This assessment of the feasibility and desirability of social health insurance (SHI) in Fiji highlights that the current healthcare financing system ensures the financial risk protection and the poor in this country do not face financial barriers in accessing available healthcare services.
The Ministry of Health (MoH) is responsible for providing most of the health services in Fiji and finances almost all hospital beds, inpatient, and preventive care, and most of the outpatient services. Out-of-pocket payments represent only 16% of total healthcare financing and in terms of financial risk protection, estimates for this country show that the overall incidences of catastrophic and impoverishing expenditures in Fiji are very low compared to other low-middle income countries. These two measures show that Fiji is doing well in financial risk protection.
Technically it is feasible to mobilize additional funding through SHI using Fiji National Provident Fund arrangements (FNFP). A healthcare levy of 1% on wages of FNPF contributors could raise the equivalent to 12% – 14% of the current MoH budget, and it would require minimal additional investments in administrative capacity. However, these two institutions do not have the skills required to manage payments to providers, and to monitor and control costs.

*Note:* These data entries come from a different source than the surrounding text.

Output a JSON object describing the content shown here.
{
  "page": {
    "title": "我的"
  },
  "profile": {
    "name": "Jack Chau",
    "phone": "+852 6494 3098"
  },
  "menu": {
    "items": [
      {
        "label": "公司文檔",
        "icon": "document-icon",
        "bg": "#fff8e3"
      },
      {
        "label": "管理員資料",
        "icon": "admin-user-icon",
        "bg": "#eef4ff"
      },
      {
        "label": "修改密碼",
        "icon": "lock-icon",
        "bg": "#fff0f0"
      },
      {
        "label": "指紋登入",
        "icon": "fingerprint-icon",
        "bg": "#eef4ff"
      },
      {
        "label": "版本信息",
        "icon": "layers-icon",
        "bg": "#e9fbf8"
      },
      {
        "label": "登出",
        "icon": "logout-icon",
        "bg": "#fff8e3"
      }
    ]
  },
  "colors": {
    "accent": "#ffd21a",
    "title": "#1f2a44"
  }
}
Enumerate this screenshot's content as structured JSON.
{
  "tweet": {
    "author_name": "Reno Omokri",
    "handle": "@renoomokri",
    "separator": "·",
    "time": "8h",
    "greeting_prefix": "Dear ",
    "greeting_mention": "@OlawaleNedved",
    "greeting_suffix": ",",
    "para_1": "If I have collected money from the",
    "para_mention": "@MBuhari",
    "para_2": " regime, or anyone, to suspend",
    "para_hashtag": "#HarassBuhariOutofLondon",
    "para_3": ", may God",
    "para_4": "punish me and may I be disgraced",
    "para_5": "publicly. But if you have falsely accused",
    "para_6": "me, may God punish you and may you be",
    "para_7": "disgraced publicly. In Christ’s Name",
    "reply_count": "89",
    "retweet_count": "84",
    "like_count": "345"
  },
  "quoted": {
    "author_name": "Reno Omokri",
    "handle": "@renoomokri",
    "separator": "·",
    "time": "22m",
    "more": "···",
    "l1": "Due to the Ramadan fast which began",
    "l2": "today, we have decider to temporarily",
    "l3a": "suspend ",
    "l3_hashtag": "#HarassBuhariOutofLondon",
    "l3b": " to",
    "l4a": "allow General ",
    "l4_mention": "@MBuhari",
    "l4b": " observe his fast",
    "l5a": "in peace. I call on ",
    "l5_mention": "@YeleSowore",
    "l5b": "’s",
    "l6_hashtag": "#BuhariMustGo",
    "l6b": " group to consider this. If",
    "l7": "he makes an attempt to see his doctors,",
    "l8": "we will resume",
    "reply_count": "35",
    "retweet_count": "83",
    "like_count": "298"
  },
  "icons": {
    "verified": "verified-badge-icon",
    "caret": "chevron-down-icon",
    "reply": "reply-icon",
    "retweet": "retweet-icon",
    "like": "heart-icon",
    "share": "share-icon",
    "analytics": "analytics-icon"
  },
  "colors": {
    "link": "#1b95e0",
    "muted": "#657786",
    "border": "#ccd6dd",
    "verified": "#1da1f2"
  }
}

The introduction of contributory SHI will fragment risk pooling in Fiji’s health system and in the future, it will be much harder to remerge the risk pools.